If I had to describe him with one word, I would definitely say “passionate”.
After the recent disaster of Costa Concordia, because of which 11 people died and more than 20 are still missing, it turns out that he used to work on the same cruise ship, and I couldn’t help but ask him about it and how it felt like when he heard about the accident.
He was so kind to share some photos of his experience on board, together with some comments on what happened. I’m posting these photos below, followed by Giuseppe’s comments.
My name tag: the tangible memory of the time I spent on board.
It indicates my role on board: “tour escort“, that means supervising the excursions.
One of the most tiring excursions: the Pyramids tour. We could take more than 50 buses from Alexandria to Cairo: the biggest landing of all Costa’s fleet.
Normally it took about 2 hours just to disembark all the people, and the fact that they managed to evacuate the ship in 40 minutes is a honor to my collegues…
Athens: in its harbor we often met other competitors’ cruise ships, such as Msc.
They looked like motorboats, if compared to Concordia.
This is a picture of me on one of my last excursions with Costa Concordia: the city of Viterbo, Italy.

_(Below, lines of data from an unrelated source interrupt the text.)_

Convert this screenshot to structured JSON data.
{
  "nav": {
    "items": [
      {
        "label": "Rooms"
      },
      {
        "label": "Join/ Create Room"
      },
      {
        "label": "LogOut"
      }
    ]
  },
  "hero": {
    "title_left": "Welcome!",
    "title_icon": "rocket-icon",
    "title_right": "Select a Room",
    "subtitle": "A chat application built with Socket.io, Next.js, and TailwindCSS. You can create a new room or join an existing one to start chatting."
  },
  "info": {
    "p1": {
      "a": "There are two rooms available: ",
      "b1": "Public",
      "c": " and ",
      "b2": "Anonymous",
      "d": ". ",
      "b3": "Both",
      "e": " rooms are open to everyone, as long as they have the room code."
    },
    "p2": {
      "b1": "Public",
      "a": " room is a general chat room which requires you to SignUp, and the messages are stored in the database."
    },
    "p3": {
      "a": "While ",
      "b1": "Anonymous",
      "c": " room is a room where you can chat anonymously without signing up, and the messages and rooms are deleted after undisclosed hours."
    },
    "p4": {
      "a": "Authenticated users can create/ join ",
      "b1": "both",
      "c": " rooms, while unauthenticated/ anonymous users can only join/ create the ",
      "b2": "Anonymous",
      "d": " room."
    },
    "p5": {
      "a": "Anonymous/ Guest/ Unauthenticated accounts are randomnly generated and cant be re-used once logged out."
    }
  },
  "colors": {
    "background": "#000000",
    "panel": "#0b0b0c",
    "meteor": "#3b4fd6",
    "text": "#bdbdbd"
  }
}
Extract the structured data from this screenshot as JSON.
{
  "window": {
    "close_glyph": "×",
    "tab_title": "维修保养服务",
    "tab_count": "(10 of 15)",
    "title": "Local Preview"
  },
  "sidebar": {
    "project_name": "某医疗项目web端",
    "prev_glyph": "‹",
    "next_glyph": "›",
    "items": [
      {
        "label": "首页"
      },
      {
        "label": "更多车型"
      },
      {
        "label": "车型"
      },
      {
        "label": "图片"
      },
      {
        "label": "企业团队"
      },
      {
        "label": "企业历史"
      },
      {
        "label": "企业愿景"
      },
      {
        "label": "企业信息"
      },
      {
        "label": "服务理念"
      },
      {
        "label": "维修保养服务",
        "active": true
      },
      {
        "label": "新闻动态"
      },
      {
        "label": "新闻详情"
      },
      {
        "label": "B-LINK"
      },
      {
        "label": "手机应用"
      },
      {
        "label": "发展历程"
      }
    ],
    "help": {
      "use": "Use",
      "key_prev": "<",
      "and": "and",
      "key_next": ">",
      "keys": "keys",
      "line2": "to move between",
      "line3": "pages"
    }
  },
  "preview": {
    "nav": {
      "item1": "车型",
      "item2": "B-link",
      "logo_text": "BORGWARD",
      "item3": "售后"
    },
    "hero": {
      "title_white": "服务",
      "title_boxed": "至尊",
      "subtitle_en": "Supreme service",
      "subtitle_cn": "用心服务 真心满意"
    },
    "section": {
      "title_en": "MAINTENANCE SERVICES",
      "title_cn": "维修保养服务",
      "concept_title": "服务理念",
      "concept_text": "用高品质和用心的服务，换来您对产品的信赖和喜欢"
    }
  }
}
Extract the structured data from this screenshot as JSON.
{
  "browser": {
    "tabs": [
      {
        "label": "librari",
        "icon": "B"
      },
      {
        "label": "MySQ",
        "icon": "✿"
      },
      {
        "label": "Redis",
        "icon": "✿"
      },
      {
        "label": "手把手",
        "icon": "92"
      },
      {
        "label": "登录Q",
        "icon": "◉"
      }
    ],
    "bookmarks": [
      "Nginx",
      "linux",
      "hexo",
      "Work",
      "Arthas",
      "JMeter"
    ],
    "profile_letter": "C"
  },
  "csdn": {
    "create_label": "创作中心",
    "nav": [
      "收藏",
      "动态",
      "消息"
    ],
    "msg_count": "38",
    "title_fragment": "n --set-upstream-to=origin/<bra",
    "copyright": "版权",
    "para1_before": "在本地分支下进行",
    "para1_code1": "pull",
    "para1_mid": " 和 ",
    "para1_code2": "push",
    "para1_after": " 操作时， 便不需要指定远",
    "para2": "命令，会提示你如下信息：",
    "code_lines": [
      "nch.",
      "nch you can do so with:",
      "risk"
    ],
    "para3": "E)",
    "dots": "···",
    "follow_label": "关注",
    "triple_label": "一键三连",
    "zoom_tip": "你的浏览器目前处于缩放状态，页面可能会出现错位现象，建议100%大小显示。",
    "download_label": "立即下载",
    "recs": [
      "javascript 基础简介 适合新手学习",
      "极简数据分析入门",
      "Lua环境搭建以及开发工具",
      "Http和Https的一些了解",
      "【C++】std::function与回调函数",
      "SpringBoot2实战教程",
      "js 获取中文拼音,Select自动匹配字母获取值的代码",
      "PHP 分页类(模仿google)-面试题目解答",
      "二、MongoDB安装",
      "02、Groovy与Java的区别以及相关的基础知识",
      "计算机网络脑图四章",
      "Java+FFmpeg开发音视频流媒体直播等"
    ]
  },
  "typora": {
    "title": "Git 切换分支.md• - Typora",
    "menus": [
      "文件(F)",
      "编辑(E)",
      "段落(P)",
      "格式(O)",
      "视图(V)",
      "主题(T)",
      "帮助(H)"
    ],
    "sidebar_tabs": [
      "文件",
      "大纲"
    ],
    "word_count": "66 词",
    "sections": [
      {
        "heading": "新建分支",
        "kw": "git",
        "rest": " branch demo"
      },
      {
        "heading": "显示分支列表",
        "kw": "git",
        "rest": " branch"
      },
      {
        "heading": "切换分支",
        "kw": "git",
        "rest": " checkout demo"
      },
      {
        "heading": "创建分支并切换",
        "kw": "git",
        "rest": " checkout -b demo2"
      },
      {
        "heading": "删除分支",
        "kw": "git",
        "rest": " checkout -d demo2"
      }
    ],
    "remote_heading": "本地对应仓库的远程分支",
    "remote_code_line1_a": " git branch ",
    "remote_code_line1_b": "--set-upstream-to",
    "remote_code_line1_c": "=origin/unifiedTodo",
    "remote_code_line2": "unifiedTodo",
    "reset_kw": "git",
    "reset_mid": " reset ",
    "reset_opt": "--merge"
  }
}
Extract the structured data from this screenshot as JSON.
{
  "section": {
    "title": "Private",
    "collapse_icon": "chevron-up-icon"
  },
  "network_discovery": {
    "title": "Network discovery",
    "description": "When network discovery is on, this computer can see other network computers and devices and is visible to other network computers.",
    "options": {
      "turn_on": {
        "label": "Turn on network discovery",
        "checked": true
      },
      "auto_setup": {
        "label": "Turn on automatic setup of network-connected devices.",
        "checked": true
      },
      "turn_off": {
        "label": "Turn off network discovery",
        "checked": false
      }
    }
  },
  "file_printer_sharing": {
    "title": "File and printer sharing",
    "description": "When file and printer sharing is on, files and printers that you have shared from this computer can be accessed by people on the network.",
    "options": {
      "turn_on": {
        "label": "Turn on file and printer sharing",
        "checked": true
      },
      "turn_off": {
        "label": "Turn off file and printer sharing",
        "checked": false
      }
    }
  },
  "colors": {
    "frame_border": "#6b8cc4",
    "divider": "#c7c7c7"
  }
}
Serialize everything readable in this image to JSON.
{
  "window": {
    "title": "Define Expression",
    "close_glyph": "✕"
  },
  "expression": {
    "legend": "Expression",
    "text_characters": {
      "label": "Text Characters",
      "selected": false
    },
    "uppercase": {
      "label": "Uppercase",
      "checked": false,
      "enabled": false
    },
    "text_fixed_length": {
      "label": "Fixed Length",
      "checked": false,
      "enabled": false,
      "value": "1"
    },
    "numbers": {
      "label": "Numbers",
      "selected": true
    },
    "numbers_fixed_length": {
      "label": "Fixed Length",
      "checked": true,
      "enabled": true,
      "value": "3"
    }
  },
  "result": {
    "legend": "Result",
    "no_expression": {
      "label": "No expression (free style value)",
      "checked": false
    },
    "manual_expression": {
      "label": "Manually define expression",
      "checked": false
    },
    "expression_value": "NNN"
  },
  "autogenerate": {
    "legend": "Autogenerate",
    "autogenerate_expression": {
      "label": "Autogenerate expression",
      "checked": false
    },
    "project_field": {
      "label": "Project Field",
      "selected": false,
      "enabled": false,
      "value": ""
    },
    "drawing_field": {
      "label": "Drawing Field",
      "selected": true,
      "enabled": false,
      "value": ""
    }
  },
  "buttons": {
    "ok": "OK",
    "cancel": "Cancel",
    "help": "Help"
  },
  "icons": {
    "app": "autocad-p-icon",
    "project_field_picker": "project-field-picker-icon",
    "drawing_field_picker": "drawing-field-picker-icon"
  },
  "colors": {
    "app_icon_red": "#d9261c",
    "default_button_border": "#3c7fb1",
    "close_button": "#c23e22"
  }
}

It’s not easy to describe what happened, even harder to express the feeling that I have looking at a cruise ship where I spent 12 months of my life, 24 hours a day.
You get to a point where you don’t even call it “a ship” anymore – you call it home, a point of reference, a place where you have feelings, satisfactions, moments of joy in which you get to know the meaning of success and understand how to manage such a large group of people.
Everything feels surreal now. The bond among you and the collegues, and with the ship is amazingly strong. It’s a parallel world that protects you from the dangers of the sea and from… everyday life’s ones. You find yourself in a protected world, and you can see what happens outside but it doesn’t really touch you because your reality is on the ship and what’s outside of it is just a distant echo of news.
It might sound selfish but that’s exactly how it works as after months spent on a ship, you only care about life on board.
What I fear is that the effort of my colleagues will be belittled, just because of someone that couldn’t handle an emergency.
You really become a family that shares everything including everyone else’s trouble without any distinction of team.
if something goes wrong, it’s everyone’s fault.
Having 4000 people you have to assist to in every possible way is not easy but in my memories I only have moments of joy.
With what happened I lost a place where many important moments of my life were kept, I was scared for all the people I know who were still on board, but luckily they were all fine. Other people were not that lucky.
My condolences go to who lost their beloved ones, and I understand the grief and disappointment of the staff who wasn’t able to save them all.